Task statement:
Go through the data underneath and copy every line exactly.

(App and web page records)
◆ ◆ ◆ ◆ ◆

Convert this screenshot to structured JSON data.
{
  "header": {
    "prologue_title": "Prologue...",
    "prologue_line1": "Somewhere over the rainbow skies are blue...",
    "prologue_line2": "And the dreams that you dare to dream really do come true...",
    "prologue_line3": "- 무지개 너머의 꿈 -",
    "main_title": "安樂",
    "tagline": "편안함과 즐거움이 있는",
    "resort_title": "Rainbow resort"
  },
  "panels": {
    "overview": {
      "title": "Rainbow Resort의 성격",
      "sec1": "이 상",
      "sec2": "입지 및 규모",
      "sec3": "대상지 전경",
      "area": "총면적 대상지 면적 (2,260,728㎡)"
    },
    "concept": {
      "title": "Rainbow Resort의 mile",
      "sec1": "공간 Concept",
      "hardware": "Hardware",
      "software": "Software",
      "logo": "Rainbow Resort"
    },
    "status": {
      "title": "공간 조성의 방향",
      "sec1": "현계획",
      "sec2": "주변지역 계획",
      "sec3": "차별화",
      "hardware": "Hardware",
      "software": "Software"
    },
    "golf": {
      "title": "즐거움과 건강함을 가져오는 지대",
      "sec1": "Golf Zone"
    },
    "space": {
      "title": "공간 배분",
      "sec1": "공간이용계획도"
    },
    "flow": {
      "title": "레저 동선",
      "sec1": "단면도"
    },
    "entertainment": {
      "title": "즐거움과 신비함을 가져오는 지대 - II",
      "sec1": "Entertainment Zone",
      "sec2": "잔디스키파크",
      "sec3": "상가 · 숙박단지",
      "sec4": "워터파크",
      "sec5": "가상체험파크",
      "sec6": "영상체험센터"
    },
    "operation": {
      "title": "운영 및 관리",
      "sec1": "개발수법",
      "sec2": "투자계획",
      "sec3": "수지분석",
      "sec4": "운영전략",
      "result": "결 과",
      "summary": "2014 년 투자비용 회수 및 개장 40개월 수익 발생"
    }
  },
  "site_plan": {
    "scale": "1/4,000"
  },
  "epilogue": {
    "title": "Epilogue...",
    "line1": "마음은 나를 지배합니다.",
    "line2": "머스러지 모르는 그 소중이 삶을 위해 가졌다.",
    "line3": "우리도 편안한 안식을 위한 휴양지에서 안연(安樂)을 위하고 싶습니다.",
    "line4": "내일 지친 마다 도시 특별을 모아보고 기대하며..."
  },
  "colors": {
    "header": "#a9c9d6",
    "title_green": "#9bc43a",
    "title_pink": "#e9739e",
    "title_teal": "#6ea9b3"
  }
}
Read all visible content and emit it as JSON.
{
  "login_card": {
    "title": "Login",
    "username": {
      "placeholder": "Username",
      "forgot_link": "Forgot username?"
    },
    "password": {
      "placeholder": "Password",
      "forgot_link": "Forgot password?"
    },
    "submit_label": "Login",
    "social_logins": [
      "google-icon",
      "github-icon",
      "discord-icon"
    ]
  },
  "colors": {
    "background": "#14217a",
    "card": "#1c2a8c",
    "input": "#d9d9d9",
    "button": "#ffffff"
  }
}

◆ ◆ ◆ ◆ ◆

Result of this task:
Convert this screenshot to structured JSON data.
{
  "header": {
    "prologue_title": "Prologue...",
    "prologue_line1": "Somewhere over the rainbow skies are blue...",
    "prologue_line2": "And the dreams that you dare to dream really do come true...",
    "prologue_line3": "- 무지개 너머의 꿈 -",
    "main_title": "安樂",
    "tagline": "편안함과 즐거움이 있는",
    "resort_title": "Rainbow resort"
  },
  "panels": {
    "overview": {
      "title": "Rainbow Resort의 성격",
      "sec1": "이 상",
      "sec2": "입지 및 규모",
      "sec3": "대상지 전경",
      "area": "총면적 대상지 면적 (2,260,728㎡)"
    },
    "concept": {
      "title": "Rainbow Resort의 mile",
      "sec1": "공간 Concept",
      "hardware": "Hardware",
      "software": "Software",
      "logo": "Rainbow Resort"
    },
    "status": {
      "title": "공간 조성의 방향",
      "sec1": "현계획",
      "sec2": "주변지역 계획",
      "sec3": "차별화",
      "hardware": "Hardware",
      "software": "Software"
    },
    "golf": {
      "title": "즐거움과 건강함을 가져오는 지대",
      "sec1": "Golf Zone"
    },
    "space": {
      "title": "공간 배분",
      "sec1": "공간이용계획도"
    },
    "flow": {
      "title": "레저 동선",
      "sec1": "단면도"
    },
    "entertainment": {
      "title": "즐거움과 신비함을 가져오는 지대 - II",
      "sec1": "Entertainment Zone",
      "sec2": "잔디스키파크",
      "sec3": "상가 · 숙박단지",
      "sec4": "워터파크",
      "sec5": "가상체험파크",
      "sec6": "영상체험센터"
    },
    "operation": {
      "title": "운영 및 관리",
      "sec1": "개발수법",
      "sec2": "투자계획",
      "sec3": "수지분석",
      "sec4": "운영전략",
      "result": "결 과",
      "summary": "2014 년 투자비용 회수 및 개장 40개월 수익 발생"
    }
  },
  "site_plan": {
    "scale": "1/4,000"
  },
  "epilogue": {
    "title": "Epilogue...",
    "line1": "마음은 나를 지배합니다.",
    "line2": "머스러지 모르는 그 소중이 삶을 위해 가졌다.",
    "line3": "우리도 편안한 안식을 위한 휴양지에서 안연(安樂)을 위하고 싶습니다.",
    "line4": "내일 지친 마다 도시 특별을 모아보고 기대하며..."
  },
  "colors": {
    "header": "#a9c9d6",
    "title_green": "#9bc43a",
    "title_pink": "#e9739e",
    "title_teal": "#6ea9b3"
  }
}
Read all visible content and emit it as JSON.
{
  "login_card": {
    "title": "Login",
    "username": {
      "placeholder": "Username",
      "forgot_link": "Forgot username?"
    },
    "password": {
      "placeholder": "Password",
      "forgot_link": "Forgot password?"
    },
    "submit_label": "Login",
    "social_logins": [
      "google-icon",
      "github-icon",
      "discord-icon"
    ]
  },
  "colors": {
    "background": "#14217a",
    "card": "#1c2a8c",
    "input": "#d9d9d9",
    "button": "#ffffff"
  }
}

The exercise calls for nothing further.